(Interface dataset entries)
☆ ☆ ☆ ☆ ☆ ☆ ☆

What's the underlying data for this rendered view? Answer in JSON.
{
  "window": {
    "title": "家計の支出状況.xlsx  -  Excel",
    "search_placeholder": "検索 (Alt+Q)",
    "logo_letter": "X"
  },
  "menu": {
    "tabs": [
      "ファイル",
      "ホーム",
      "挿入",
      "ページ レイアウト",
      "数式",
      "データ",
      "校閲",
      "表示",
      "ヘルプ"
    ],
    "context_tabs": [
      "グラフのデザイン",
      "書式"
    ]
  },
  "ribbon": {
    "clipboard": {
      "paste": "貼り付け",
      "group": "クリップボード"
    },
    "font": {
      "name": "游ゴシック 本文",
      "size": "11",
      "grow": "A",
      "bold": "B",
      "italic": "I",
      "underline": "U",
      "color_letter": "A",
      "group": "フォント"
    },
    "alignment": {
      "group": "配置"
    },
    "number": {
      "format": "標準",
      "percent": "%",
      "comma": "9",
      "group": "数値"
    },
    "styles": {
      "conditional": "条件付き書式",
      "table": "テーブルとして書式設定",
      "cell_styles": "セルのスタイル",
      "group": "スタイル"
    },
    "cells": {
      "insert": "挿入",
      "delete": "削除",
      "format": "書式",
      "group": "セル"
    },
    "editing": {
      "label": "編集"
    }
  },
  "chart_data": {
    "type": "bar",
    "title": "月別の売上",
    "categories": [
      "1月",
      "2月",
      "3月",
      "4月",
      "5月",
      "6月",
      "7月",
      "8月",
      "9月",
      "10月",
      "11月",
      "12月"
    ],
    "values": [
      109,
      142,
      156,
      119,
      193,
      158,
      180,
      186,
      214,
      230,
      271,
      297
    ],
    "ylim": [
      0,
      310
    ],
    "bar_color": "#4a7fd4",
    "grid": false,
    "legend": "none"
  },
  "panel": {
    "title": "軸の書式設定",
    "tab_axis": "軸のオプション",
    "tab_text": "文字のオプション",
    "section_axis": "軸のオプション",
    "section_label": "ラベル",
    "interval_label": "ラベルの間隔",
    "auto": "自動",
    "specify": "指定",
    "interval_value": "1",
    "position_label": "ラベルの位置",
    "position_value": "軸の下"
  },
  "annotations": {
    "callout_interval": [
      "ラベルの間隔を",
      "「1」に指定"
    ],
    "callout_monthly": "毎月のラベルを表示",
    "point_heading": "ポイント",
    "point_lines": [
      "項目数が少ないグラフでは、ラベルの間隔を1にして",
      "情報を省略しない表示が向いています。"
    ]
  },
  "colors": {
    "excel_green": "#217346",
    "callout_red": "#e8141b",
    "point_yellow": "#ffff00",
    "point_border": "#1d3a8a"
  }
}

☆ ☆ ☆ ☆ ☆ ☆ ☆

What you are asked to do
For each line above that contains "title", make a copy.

Written answer
    "title": "家計の支出状況.xlsx  -  Excel",
    "title": "月別の売上",
    "title": "軸の書式設定",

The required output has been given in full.